Using PGO in your Go application

Using PGO is straightforward. Simply collect a profile of your application at runtime, and then provide the compiler the profile on your next build. Here’s how to do that:

1. Import and enable profiling: In your main package, import the net/http/pprof package. This automatically adds a /debug/pprof/profile endpoint to the server for fetching a CPU profile.

2. Collect a profile: Build your project as usual, and then run your application in a representative environment like production, staging, or under realistic test conditions. While your application is running and experiencing typical load, download a profile from the server endpoint you created in the last step. For example, if your application runs locally:


3. Use the profile to optimize your next build: Now that you have a profile, you can use it in your next build. The Go toolchain automatically enables PGO when it finds a profile named default.pgo in the main package directory. Alternatively, the -pgo flag to go build takes a path to a profile to use for PGO. We recommend committing default.pgo files to your repository so that users automatically have access to the profile and your builds remain reproducible (and performant!):


4. Measure improvements: If you are able to replicate the conditions in which you created your first profile (e.g., with a load test that provides a constant number of queries per second), then you can collect a new profile with your optimized build and compare it against the first one using the go tool pprof command to measure CPU usage reductions:


For a detailed example with more information on how to benchmark your performance improvements, be sure to check out this post from the Go blog. You can also learn how PGO works under the hood as well as how to generate more robust profiling strategies on the Go docs.

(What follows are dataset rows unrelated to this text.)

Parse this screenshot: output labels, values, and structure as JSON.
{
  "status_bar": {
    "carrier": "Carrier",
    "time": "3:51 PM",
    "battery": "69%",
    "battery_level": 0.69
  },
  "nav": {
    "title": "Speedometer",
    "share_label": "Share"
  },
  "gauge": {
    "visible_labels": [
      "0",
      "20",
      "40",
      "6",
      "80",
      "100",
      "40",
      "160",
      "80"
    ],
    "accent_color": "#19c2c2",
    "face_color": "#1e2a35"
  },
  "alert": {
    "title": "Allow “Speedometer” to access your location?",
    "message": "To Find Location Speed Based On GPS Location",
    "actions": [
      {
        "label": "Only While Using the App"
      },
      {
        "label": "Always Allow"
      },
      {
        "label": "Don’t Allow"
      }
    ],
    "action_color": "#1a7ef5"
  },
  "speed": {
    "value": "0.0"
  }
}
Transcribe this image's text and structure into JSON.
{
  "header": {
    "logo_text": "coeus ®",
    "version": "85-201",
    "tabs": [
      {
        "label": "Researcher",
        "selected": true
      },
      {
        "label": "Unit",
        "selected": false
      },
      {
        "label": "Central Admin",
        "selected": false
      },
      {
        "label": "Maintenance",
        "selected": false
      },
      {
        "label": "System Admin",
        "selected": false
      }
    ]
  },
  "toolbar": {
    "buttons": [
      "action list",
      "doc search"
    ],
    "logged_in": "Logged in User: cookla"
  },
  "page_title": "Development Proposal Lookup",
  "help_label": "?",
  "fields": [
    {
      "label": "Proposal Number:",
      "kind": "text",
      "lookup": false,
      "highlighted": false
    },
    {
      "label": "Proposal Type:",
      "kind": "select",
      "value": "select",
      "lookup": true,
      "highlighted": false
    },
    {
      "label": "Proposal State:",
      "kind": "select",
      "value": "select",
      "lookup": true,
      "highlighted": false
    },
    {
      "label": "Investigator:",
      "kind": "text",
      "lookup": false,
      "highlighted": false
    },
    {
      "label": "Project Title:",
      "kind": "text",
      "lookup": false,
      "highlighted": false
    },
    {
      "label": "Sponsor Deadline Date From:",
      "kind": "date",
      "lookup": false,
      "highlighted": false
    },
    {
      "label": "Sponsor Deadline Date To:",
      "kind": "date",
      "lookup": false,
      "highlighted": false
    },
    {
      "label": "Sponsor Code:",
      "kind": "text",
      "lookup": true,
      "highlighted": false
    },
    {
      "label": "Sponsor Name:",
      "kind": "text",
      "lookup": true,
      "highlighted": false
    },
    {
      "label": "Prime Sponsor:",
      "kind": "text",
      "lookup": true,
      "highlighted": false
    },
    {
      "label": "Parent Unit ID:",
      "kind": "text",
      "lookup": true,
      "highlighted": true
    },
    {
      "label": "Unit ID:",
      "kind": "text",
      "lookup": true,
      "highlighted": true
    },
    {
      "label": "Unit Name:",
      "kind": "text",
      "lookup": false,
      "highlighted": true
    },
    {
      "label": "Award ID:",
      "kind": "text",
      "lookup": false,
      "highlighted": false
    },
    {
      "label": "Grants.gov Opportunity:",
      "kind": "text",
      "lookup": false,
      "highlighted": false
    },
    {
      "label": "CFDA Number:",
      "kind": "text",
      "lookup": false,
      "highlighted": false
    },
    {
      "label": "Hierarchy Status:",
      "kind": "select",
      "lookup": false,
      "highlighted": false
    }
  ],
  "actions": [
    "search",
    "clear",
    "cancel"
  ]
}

Using PGO on Google Cloud with Cloud Run and Cloud Profiler

Using PGO on Google Cloud is even easier. With Cloud Run, you get access to a container platform that’s simple, automated, and hyper-elastic. You can deploy your Go service directly onto Cloud Run with a single command and, because it is serverless, you only pay for exactly what you use. Once you have your Go service deployed, you can enable Cloud Profiler and collect a profile against production-like traffic. Once you have enough data, you can download your profile and update your Go service on Cloud Run. Here’s how to do that:

1. Deploy your Go app to Cloud Run: Start by deploying your application to Cloud Run. If you like, use the the --source flag to gcloud run deploy from your project’s root directory to automatically compile and deploy at once:

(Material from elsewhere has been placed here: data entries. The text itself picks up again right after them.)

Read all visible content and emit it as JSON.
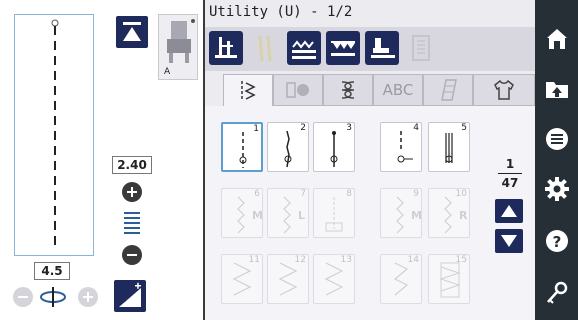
{
  "header": {
    "title": "Utility (U) - 1/2"
  },
  "left_panel": {
    "stitch_length": "2.40",
    "stitch_width": "4.5",
    "presser_foot_label": "A"
  },
  "tabs": [
    {
      "label": "",
      "icon": "utility-stitch-icon",
      "active": true
    },
    {
      "label": "",
      "icon": "character-stitch-icon",
      "active": false
    },
    {
      "label": "",
      "icon": "decorative-stitch-icon",
      "active": false
    },
    {
      "label": "ABC",
      "icon": "",
      "active": false
    },
    {
      "label": "",
      "icon": "quilt-stitch-icon",
      "active": false
    },
    {
      "label": "",
      "icon": "shirt-icon",
      "active": false
    }
  ],
  "stitches": [
    {
      "num": "1",
      "enabled": true,
      "selected": true
    },
    {
      "num": "2",
      "enabled": true,
      "selected": false
    },
    {
      "num": "3",
      "enabled": true,
      "selected": false
    },
    {
      "num": "4",
      "enabled": true,
      "selected": false
    },
    {
      "num": "5",
      "enabled": true,
      "selected": false
    },
    {
      "num": "6",
      "enabled": false,
      "selected": false
    },
    {
      "num": "7",
      "enabled": false,
      "selected": false
    },
    {
      "num": "8",
      "enabled": false,
      "selected": false
    },
    {
      "num": "9",
      "enabled": false,
      "selected": false
    },
    {
      "num": "10",
      "enabled": false,
      "selected": false
    },
    {
      "num": "11",
      "enabled": false,
      "selected": false
    },
    {
      "num": "12",
      "enabled": false,
      "selected": false
    },
    {
      "num": "13",
      "enabled": false,
      "selected": false
    },
    {
      "num": "14",
      "enabled": false,
      "selected": false
    },
    {
      "num": "15",
      "enabled": false,
      "selected": false
    }
  ],
  "page": {
    "current": "1",
    "total": "47"
  },
  "sidebar": [
    {
      "icon": "home-icon"
    },
    {
      "icon": "folder-upload-icon"
    },
    {
      "icon": "menu-icon"
    },
    {
      "icon": "settings-gear-icon"
    },
    {
      "icon": "help-icon"
    },
    {
      "icon": "key-icon"
    }
  ],
  "colors": {
    "accent_dark": "#1f2a5c",
    "sidebar_bg": "#262e36",
    "selected_border": "#5a9fd0"
  }
}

When the deployment completes, you will get a unique *.run.app URL for your running Go service.

2. Collect a profile: Run your application under realistic test conditions. While your application is running and experiencing typical load, collect a profile from Cloud Profiler and download it:


3. Use the profile to optimize your next build: As before, enable PGO by renaming the profile you downloaded in the previous step to default.pgo and moving it to your project’s main package directory:


4. Measure improvements: Using Cloud Run’s metrics dashboard, monitor improvements in billable container instance time and container CPU utilization:


Learn more

If you’re just getting started with Google Cloud or want to learn more on how you can use Google Cloud’s solutions for your applications, consider this quickstart on how to deploy a Go service on Cloud Run. If you’re ready to dive deeper, explore the following courses and guided labs:

  1. Deploy a Hugo Website with Cloud Build and Firebase Pipeline: Learn how to use Hugo, the popular open source static site generator (written in Go!), with Firebase and Cloud Build.

  2. Manage Kubernetes in Google Cloud: Learn all about GKE, including how to build Kubernetes Engine clusters and manage them with kubectl

You can sign up for Google Cloud Innovators at no cost to get 35 credits every month to take these labs and more, so you can stay up to date with the latest skills in cloud and cloud-based applications.

And that’s it! Go continues to make improvements to PGO, so you will see improvements in your application performance with every release. Be sure to create new profiles as your project, load, or runtime conditions change, and keep your default.pgo committed to source control so you can take full advantage

Posted in